Set the listing down again exactly, please, apart from its pictures.
<<<<
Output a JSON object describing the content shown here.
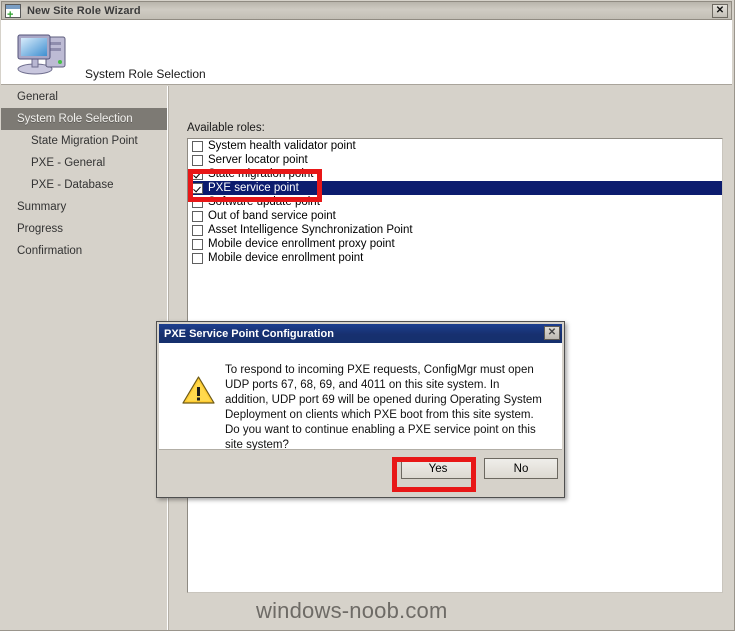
{
  "window": {
    "title": "New Site Role Wizard",
    "icon": "new-window-icon",
    "close_label": "✕",
    "header_title": "System Role Selection",
    "header_icon": "computer-icon"
  },
  "sidebar": {
    "items": [
      {
        "label": "General",
        "level": 1,
        "selected": false
      },
      {
        "label": "System Role Selection",
        "level": 1,
        "selected": true
      },
      {
        "label": "State Migration Point",
        "level": 2,
        "selected": false
      },
      {
        "label": "PXE - General",
        "level": 2,
        "selected": false
      },
      {
        "label": "PXE - Database",
        "level": 2,
        "selected": false
      },
      {
        "label": "Summary",
        "level": 1,
        "selected": false
      },
      {
        "label": "Progress",
        "level": 1,
        "selected": false
      },
      {
        "label": "Confirmation",
        "level": 1,
        "selected": false
      }
    ]
  },
  "main": {
    "available_roles_label": "Available roles:",
    "roles": [
      {
        "label": "System health validator point",
        "checked": false,
        "selected": false
      },
      {
        "label": "Server locator point",
        "checked": false,
        "selected": false
      },
      {
        "label": "State migration point",
        "checked": true,
        "selected": false
      },
      {
        "label": "PXE service point",
        "checked": true,
        "selected": true
      },
      {
        "label": "Software update point",
        "checked": false,
        "selected": false
      },
      {
        "label": "Out of band service point",
        "checked": false,
        "selected": false
      },
      {
        "label": "Asset Intelligence Synchronization Point",
        "checked": false,
        "selected": false
      },
      {
        "label": "Mobile device enrollment proxy point",
        "checked": false,
        "selected": false
      },
      {
        "label": "Mobile device enrollment point",
        "checked": false,
        "selected": false
      }
    ]
  },
  "dialog": {
    "title": "PXE Service Point Configuration",
    "close_label": "✕",
    "icon": "warning-icon",
    "message": "To respond to incoming PXE requests, ConfigMgr must open UDP ports 67, 68, 69, and 4011 on this site system. In addition, UDP port 69 will be opened during Operating System Deployment on clients which PXE boot from  this site system. Do you want to continue enabling a PXE service point on this site system?",
    "yes_label": "Yes",
    "no_label": "No"
  },
  "annotations": {
    "highlight_color": "#e81717",
    "roles_highlight_target": "state-migration-and-pxe-rows",
    "button_highlight_target": "yes-button"
  },
  "watermark": {
    "text": "windows-noob.com"
  },
  "colors": {
    "window_bg": "#d6d2ca",
    "selection_blue": "#0c1c6e",
    "dialog_titlebar": "#17306f",
    "nav_selected": "#7d7a74",
    "annotation_red": "#e81717"
  }
}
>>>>
- _Answer section_
Output a JSON object describing the content shown here.
{
  "window": {
    "title": "New Site Role Wizard",
    "icon": "new-window-icon",
    "close_label": "✕",
    "header_title": "System Role Selection",
    "header_icon": "computer-icon"
  },
  "sidebar": {
    "items": [
      {
        "label": "General",
        "level": 1,
        "selected": false
      },
      {
        "label": "System Role Selection",
        "level": 1,
        "selected": true
      },
      {
        "label": "State Migration Point",
        "level": 2,
        "selected": false
      },
      {
        "label": "PXE - General",
        "level": 2,
        "selected": false
      },
      {
        "label": "PXE - Database",
        "level": 2,
        "selected": false
      },
      {
        "label": "Summary",
        "level": 1,
        "selected": false
      },
      {
        "label": "Progress",
        "level": 1,
        "selected": false
      },
      {
        "label": "Confirmation",
        "level": 1,
        "selected": false
      }
    ]
  },
  "main": {
    "available_roles_label": "Available roles:",
    "roles": [
      {
        "label": "System health validator point",
        "checked": false,
        "selected": false
      },
      {
        "label": "Server locator point",
        "checked": false,
        "selected": false
      },
      {
        "label": "State migration point",
        "checked": true,
        "selected": false
      },
      {
        "label": "PXE service point",
        "checked": true,
        "selected": true
      },
      {
        "label": "Software update point",
        "checked": false,
        "selected": false
      },
      {
        "label": "Out of band service point",
        "checked": false,
        "selected": false
      },
      {
        "label": "Asset Intelligence Synchronization Point",
        "checked": false,
        "selected": false
      },
      {
        "label": "Mobile device enrollment proxy point",
        "checked": false,
        "selected": false
      },
      {
        "label": "Mobile device enrollment point",
        "checked": false,
        "selected": false
      }
    ]
  },
  "dialog": {
    "title": "PXE Service Point Configuration",
    "close_label": "✕",
    "icon": "warning-icon",
    "message": "To respond to incoming PXE requests, ConfigMgr must open UDP ports 67, 68, 69, and 4011 on this site system. In addition, UDP port 69 will be opened during Operating System Deployment on clients which PXE boot from  this site system. Do you want to continue enabling a PXE service point on this site system?",
    "yes_label": "Yes",
    "no_label": "No"
  },
  "annotations": {
    "highlight_color": "#e81717",
    "roles_highlight_target": "state-migration-and-pxe-rows",
    "button_highlight_target": "yes-button"
  },
  "watermark": {
    "text": "windows-noob.com"
  },
  "colors": {
    "window_bg": "#d6d2ca",
    "selection_blue": "#0c1c6e",
    "dialog_titlebar": "#17306f",
    "nav_selected": "#7d7a74",
    "annotation_red": "#e81717"
  }
}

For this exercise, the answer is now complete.